II. Devotional.—4. ‘The Life of our Lady’ (5,936 lines of rhyme royal), written for Henry V (cf. Brit. Mus.; Cotton MS. App. viii. No. 1; Harl. MS. 629 No. 1, 3862 No. 1, 3952 No. 1, 4011 No. 7, 5272 No. 1; Ashmol. MSS. 39 and 59 No. 67; at St. John's College, Oxford, MS. lvi.; Cambr. Univ. Libr. MS. Kk. i. 3; manuscript at Longleat, see Hist. MSS. Comm. 3rd Rep. p. 180, and in Lord Mostyn's manuscript, see ib. 4th Rep. p. 35 a; cf. p. 360). It was printed by Caxton, 1484 (Brit. Mus. and Bodl.: a fragment of a second edition by Caxton is in the Bodleian Library). It was reissued by Robert Redman, 1531, and again as ‘Early English Religious Literature,’ No. 2, ed. C. E. Tame, ‘from manuscripts in the British Museum,’ London, 1871. 5. ‘Our Lady's Lamentacion’ (cf. Ashmol. MSS. 59, f. 66, and Harl. MS. 2255 No. 15); printed by de Worde, and in ‘Early English Religious Literature,’ ed. Tame, No. 1. 6. ‘The Vertue of ye Masse’ (574 lines in rhyme royal), printed by Wynkyn de Worde (Cambr. Univ. Libr.), and reprinted in Huth's ‘Fugitive Tracts,’ 1st ser. 1875. The eleventh stanza claims Lydgate as the author. 7. ‘Dance of Death,’ or ‘Dance Machabre,’ from the French, in 24 quatrains, written for pictures (cf. Lansd. MS. 699); printed at the end of Tottell's editions of the ‘Falls,’ 1554; in Dugdale's ‘St. Paul's,’ ed. 1658, p. 289; in Holbein's drawings of the ‘Dance of Death,’ ed. Douce, 1794; and in Holbein's ‘Alphabet of Death,’ Paris, 1846, ed. Montaiglon (cf. Nichols, Lit. Anecdotes, iv. 704). 8. ‘On the Procession at the Feast of Corpus Christi’ (cf. Longleat MS., Hist. MSS. Comm. 3rd Rep. p. 183); printed in Nicholas's ‘Chronicle of London,’ 1827, and in Halliwell, p. 95. 9. ‘Lydgate's Testament’ (897 lines, seventy alternately rhyming eight-line stanzas, forty-seven stanzas in rhyme royal) (cf. Harl. MS. 2255, fol. 47–66, and Harl. MS. 218; MS. Coll. Jes. Cantab. Q.T. 8). It was printed by Pynson, n.d. (Cambridge, Bridgewater House, and the British Museum), and in Halliwell, 232 sq.

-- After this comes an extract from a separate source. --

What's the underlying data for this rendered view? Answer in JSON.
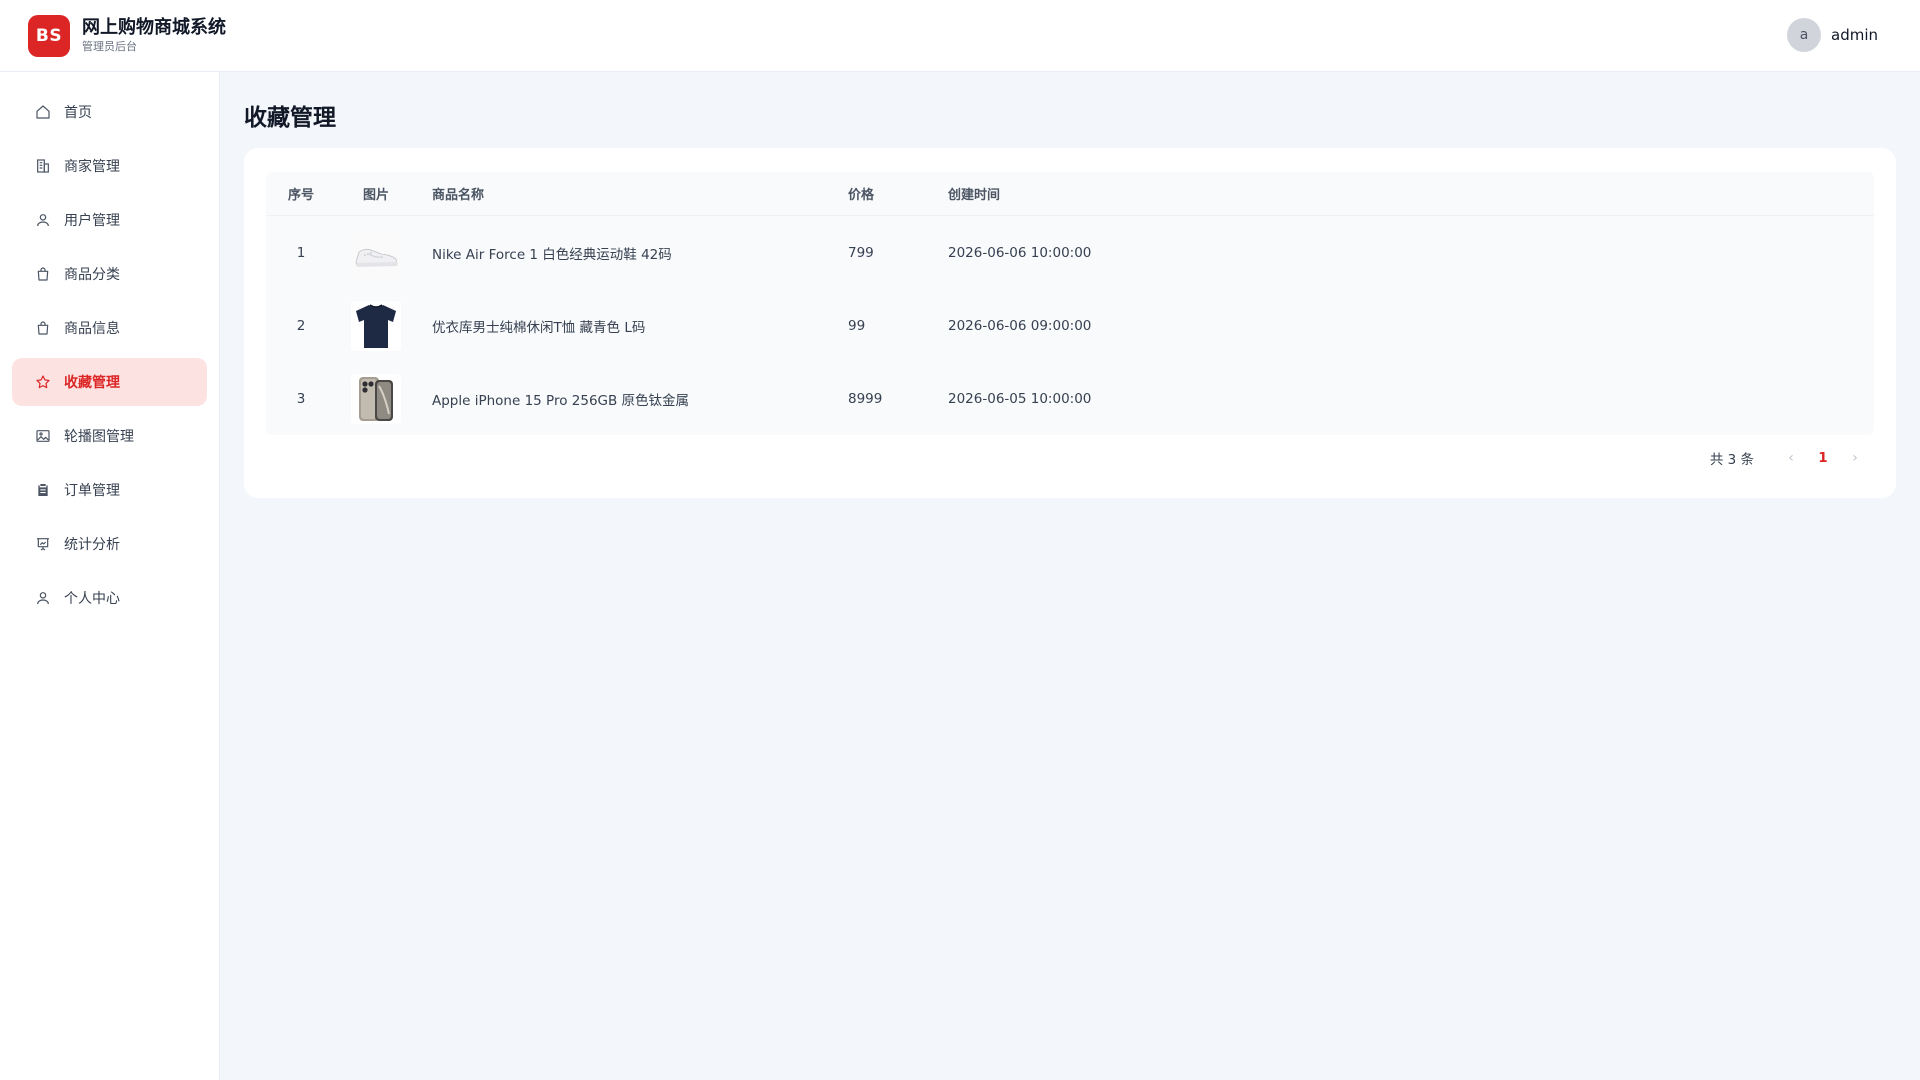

III. Hagiological.—10. ‘Life of Albon and Amphabel,’ translated ‘out of french and laten into English’ (4,724 lines of rhyme royal). (Cf. MSS. Trin. Coll. Oxford, 38, Lincoln Cathedral, 157, Lansd. MSS., 699, ff. 96–1766, and Phillipps, Cheltenham, 8299; see Hardy, Descriptive Cat. Rolls Ser. i. 23–4). It was ‘printed at the request of Robert Catton, abbot of thexempt monastery of saynt Albon,’ 1533, by John Herford at St. Albans, 4to, and was re-edited in 1882